What to do ->
When the data below is printed, every line must match exactly and the images must be absent.

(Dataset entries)

**********

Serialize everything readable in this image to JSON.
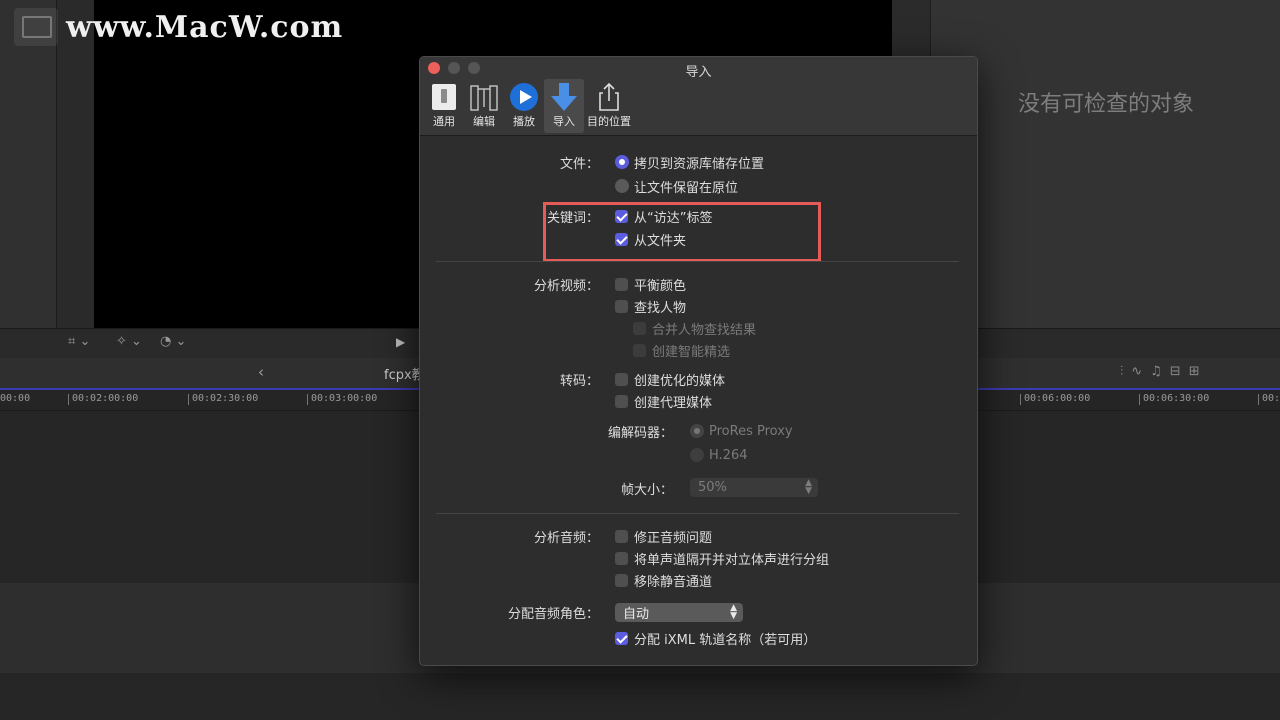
{
  "watermark": {
    "text": "www.MacW.com"
  },
  "inspector": {
    "empty_text": "没有可检查的对象"
  },
  "timeline": {
    "project_name": "fcpx教",
    "ruler_ticks": [
      "00:00",
      "00:02:00:00",
      "00:02:30:00",
      "00:03:00:00",
      "00:06:00:00",
      "00:06:30:00",
      "00:07:0"
    ]
  },
  "dialog": {
    "title": "导入",
    "tabs": [
      {
        "label": "通用",
        "icon": "general-switch-icon"
      },
      {
        "label": "编辑",
        "icon": "film-edit-icon"
      },
      {
        "label": "播放",
        "icon": "play-icon"
      },
      {
        "label": "导入",
        "icon": "import-arrow-icon"
      },
      {
        "label": "目的位置",
        "icon": "share-icon"
      }
    ],
    "files": {
      "label": "文件：",
      "copy_option": "拷贝到资源库储存位置",
      "leave_option": "让文件保留在原位"
    },
    "keywords": {
      "label": "关键词：",
      "from_finder_tags": "从“访达”标签",
      "from_folders": "从文件夹"
    },
    "analyze_video": {
      "label": "分析视频：",
      "balance_color": "平衡颜色",
      "find_people": "查找人物",
      "consolidate_people": "合并人物查找结果",
      "create_smart": "创建智能精选"
    },
    "transcode": {
      "label": "转码：",
      "optimized": "创建优化的媒体",
      "proxy": "创建代理媒体",
      "codec_label": "编解码器：",
      "codec_prores": "ProRes Proxy",
      "codec_h264": "H.264",
      "frame_size_label": "帧大小：",
      "frame_size_value": "50%"
    },
    "analyze_audio": {
      "label": "分析音频：",
      "fix_audio": "修正音频问题",
      "separate_mono": "将单声道隔开并对立体声进行分组",
      "remove_silent": "移除静音通道"
    },
    "audio_roles": {
      "label": "分配音频角色：",
      "value": "自动",
      "ixml": "分配 iXML 轨道名称（若可用）"
    }
  },
  "colors": {
    "accent": "#5b5ce0",
    "highlight": "#e55b57",
    "close": "#ec5f5a"
  }
}
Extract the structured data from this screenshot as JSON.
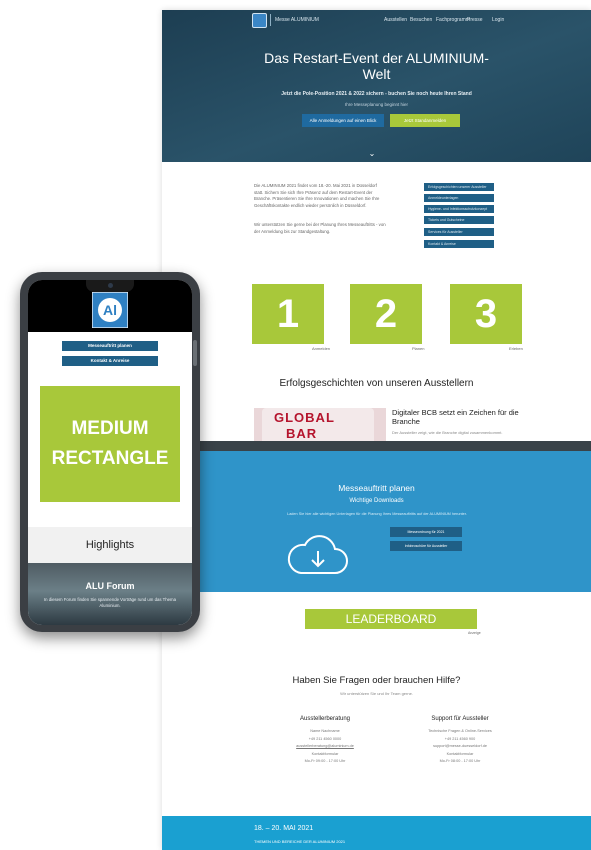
{
  "desktop": {
    "nav": {
      "brand": "Messe ALUMINIUM",
      "items": [
        "Ausstellen",
        "Besuchen",
        "Fachprogramm",
        "Presse",
        "Login"
      ]
    },
    "hero": {
      "title": "Das Restart-Event der ALUMINIUM-Welt",
      "subtitle": "Jetzt die Pole-Position 2021 & 2022 sichern - buchen Sie noch heute Ihren Stand",
      "small": "Ihre Messeplanung beginnt hier",
      "btn1": "Alle Anmeldungen auf einen Blick",
      "btn2": "Jetzt Standanmelden"
    },
    "intro": {
      "p1": "Die ALUMINIUM 2021 findet vom 18.-20. Mai 2021 in Düsseldorf statt. Sichern Sie sich Ihre Präsenz auf dem Restart-Event der Branche. Präsentieren Sie Ihre Innovationen und machen Sie Ihre Geschäftskontakte endlich wieder persönlich in Düsseldorf.",
      "p2": "Wir unterstützen Sie gerne bei der Planung Ihres Messeauftritts - von der Anmeldung bis zur Standgestaltung."
    },
    "side_buttons": [
      "Erfolgsgeschichten unserer Aussteller",
      "Anmeldeunterlagen",
      "Hygiene- und Infektionsschutzkonzept",
      "Tickets und Gutscheine",
      "Services für Aussteller",
      "Kontakt & Anreise"
    ],
    "tiles": [
      {
        "num": "1",
        "cap": "Anmelden"
      },
      {
        "num": "2",
        "cap": "Planen"
      },
      {
        "num": "3",
        "cap": "Erleben"
      }
    ],
    "success_title": "Erfolgsgeschichten von unseren Ausstellern",
    "story": {
      "img_line1": "GLOBAL",
      "img_line2": "BAR",
      "title": "Digitaler BCB setzt ein Zeichen für die Branche",
      "text": "Der Aussteller zeigt, wie die Branche digital zusammenkommt."
    },
    "plan": {
      "title": "Messeauftritt planen",
      "subtitle": "Wichtige Downloads",
      "text": "Laden Sie hier alle wichtigen Unterlagen für die Planung Ihres Messeauftritts auf der ALUMINIUM herunter.",
      "btn1": "Messeordnung für 2021",
      "btn2": "Infobroschüre für Aussteller"
    },
    "leaderboard": "LEADERBOARD",
    "leaderboard_cap": "Anzeige",
    "help": {
      "title": "Haben Sie Fragen oder brauchen Hilfe?",
      "sub": "Wir unterstützen Sie und Ihr Team gerne.",
      "left": {
        "head": "Ausstellerberatung",
        "lines": [
          "Name Nachname",
          "+49 211 4560 0000",
          "ausstellerberatung@aluminium.de",
          "Kontaktformular",
          "Mo-Fr 09:00 - 17:00 Uhr"
        ]
      },
      "right": {
        "head": "Support für Aussteller",
        "lines": [
          "Technische Fragen & Online-Services",
          "+49 211 4560 900",
          "support@messe-duesseldorf.de",
          "Kontaktformular",
          "Mo-Fr 08:00 - 17:00 Uhr"
        ]
      }
    },
    "footer": {
      "date": "18. – 20. MAI 2021",
      "line": "THEMEN UND BEREICHE DER ALUMINIUM 2021"
    }
  },
  "phone": {
    "btn1": "Messeauftritt planen",
    "btn2": "Kontakt & Anreise",
    "ad": [
      "MEDIUM",
      "RECTANGLE"
    ],
    "highlights": "Highlights",
    "alu_title": "ALU Forum",
    "alu_text": "In diesem Forum finden Sie spannende Vorträge rund um das Thema Aluminium."
  },
  "colors": {
    "navy": "#1d3e52",
    "green": "#a8c83a",
    "blue": "#2f94c9",
    "button": "#1f5f86"
  }
}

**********

Reply to the exercise ->
Serialize everything readable in this image to JSON.
{
  "watermark": {
    "text": "www.MacW.com"
  },
  "inspector": {
    "empty_text": "没有可检查的对象"
  },
  "timeline": {
    "project_name": "fcpx教",
    "ruler_ticks": [
      "00:00",
      "00:02:00:00",
      "00:02:30:00",
      "00:03:00:00",
      "00:06:00:00",
      "00:06:30:00",
      "00:07:0"
    ]
  },
  "dialog": {
    "title": "导入",
    "tabs": [
      {
        "label": "通用",
        "icon": "general-switch-icon"
      },
      {
        "label": "编辑",
        "icon": "film-edit-icon"
      },
      {
        "label": "播放",
        "icon": "play-icon"
      },
      {
        "label": "导入",
        "icon": "import-arrow-icon"
      },
      {
        "label": "目的位置",
        "icon": "share-icon"
      }
    ],
    "files": {
      "label": "文件：",
      "copy_option": "拷贝到资源库储存位置",
      "leave_option": "让文件保留在原位"
    },
    "keywords": {
      "label": "关键词：",
      "from_finder_tags": "从“访达”标签",
      "from_folders": "从文件夹"
    },
    "analyze_video": {
      "label": "分析视频：",
      "balance_color": "平衡颜色",
      "find_people": "查找人物",
      "consolidate_people": "合并人物查找结果",
      "create_smart": "创建智能精选"
    },
    "transcode": {
      "label": "转码：",
      "optimized": "创建优化的媒体",
      "proxy": "创建代理媒体",
      "codec_label": "编解码器：",
      "codec_prores": "ProRes Proxy",
      "codec_h264": "H.264",
      "frame_size_label": "帧大小：",
      "frame_size_value": "50%"
    },
    "analyze_audio": {
      "label": "分析音频：",
      "fix_audio": "修正音频问题",
      "separate_mono": "将单声道隔开并对立体声进行分组",
      "remove_silent": "移除静音通道"
    },
    "audio_roles": {
      "label": "分配音频角色：",
      "value": "自动",
      "ixml": "分配 iXML 轨道名称（若可用）"
    }
  },
  "colors": {
    "accent": "#5b5ce0",
    "highlight": "#e55b57",
    "close": "#ec5f5a"
  }
}
Extract the structured data from this screenshot as JSON.
{
  "desktop": {
    "nav": {
      "brand": "Messe ALUMINIUM",
      "items": [
        "Ausstellen",
        "Besuchen",
        "Fachprogramm",
        "Presse",
        "Login"
      ]
    },
    "hero": {
      "title": "Das Restart-Event der ALUMINIUM-Welt",
      "subtitle": "Jetzt die Pole-Position 2021 & 2022 sichern - buchen Sie noch heute Ihren Stand",
      "small": "Ihre Messeplanung beginnt hier",
      "btn1": "Alle Anmeldungen auf einen Blick",
      "btn2": "Jetzt Standanmelden"
    },
    "intro": {
      "p1": "Die ALUMINIUM 2021 findet vom 18.-20. Mai 2021 in Düsseldorf statt. Sichern Sie sich Ihre Präsenz auf dem Restart-Event der Branche. Präsentieren Sie Ihre Innovationen und machen Sie Ihre Geschäftskontakte endlich wieder persönlich in Düsseldorf.",
      "p2": "Wir unterstützen Sie gerne bei der Planung Ihres Messeauftritts - von der Anmeldung bis zur Standgestaltung."
    },
    "side_buttons": [
      "Erfolgsgeschichten unserer Aussteller",
      "Anmeldeunterlagen",
      "Hygiene- und Infektionsschutzkonzept",
      "Tickets und Gutscheine",
      "Services für Aussteller",
      "Kontakt & Anreise"
    ],
    "tiles": [
      {
        "num": "1",
        "cap": "Anmelden"
      },
      {
        "num": "2",
        "cap": "Planen"
      },
      {
        "num": "3",
        "cap": "Erleben"
      }
    ],
    "success_title": "Erfolgsgeschichten von unseren Ausstellern",
    "story": {
      "img_line1": "GLOBAL",
      "img_line2": "BAR",
      "title": "Digitaler BCB setzt ein Zeichen für die Branche",
      "text": "Der Aussteller zeigt, wie die Branche digital zusammenkommt."
    },
    "plan": {
      "title": "Messeauftritt planen",
      "subtitle": "Wichtige Downloads",
      "text": "Laden Sie hier alle wichtigen Unterlagen für die Planung Ihres Messeauftritts auf der ALUMINIUM herunter.",
      "btn1": "Messeordnung für 2021",
      "btn2": "Infobroschüre für Aussteller"
    },
    "leaderboard": "LEADERBOARD",
    "leaderboard_cap": "Anzeige",
    "help": {
      "title": "Haben Sie Fragen oder brauchen Hilfe?",
      "sub": "Wir unterstützen Sie und Ihr Team gerne.",
      "left": {
        "head": "Ausstellerberatung",
        "lines": [
          "Name Nachname",
          "+49 211 4560 0000",
          "ausstellerberatung@aluminium.de",
          "Kontaktformular",
          "Mo-Fr 09:00 - 17:00 Uhr"
        ]
      },
      "right": {
        "head": "Support für Aussteller",
        "lines": [
          "Technische Fragen & Online-Services",
          "+49 211 4560 900",
          "support@messe-duesseldorf.de",
          "Kontaktformular",
          "Mo-Fr 08:00 - 17:00 Uhr"
        ]
      }
    },
    "footer": {
      "date": "18. – 20. MAI 2021",
      "line": "THEMEN UND BEREICHE DER ALUMINIUM 2021"
    }
  },
  "phone": {
    "btn1": "Messeauftritt planen",
    "btn2": "Kontakt & Anreise",
    "ad": [
      "MEDIUM",
      "RECTANGLE"
    ],
    "highlights": "Highlights",
    "alu_title": "ALU Forum",
    "alu_text": "In diesem Forum finden Sie spannende Vorträge rund um das Thema Aluminium."
  },
  "colors": {
    "navy": "#1d3e52",
    "green": "#a8c83a",
    "blue": "#2f94c9",
    "button": "#1f5f86"
  }
}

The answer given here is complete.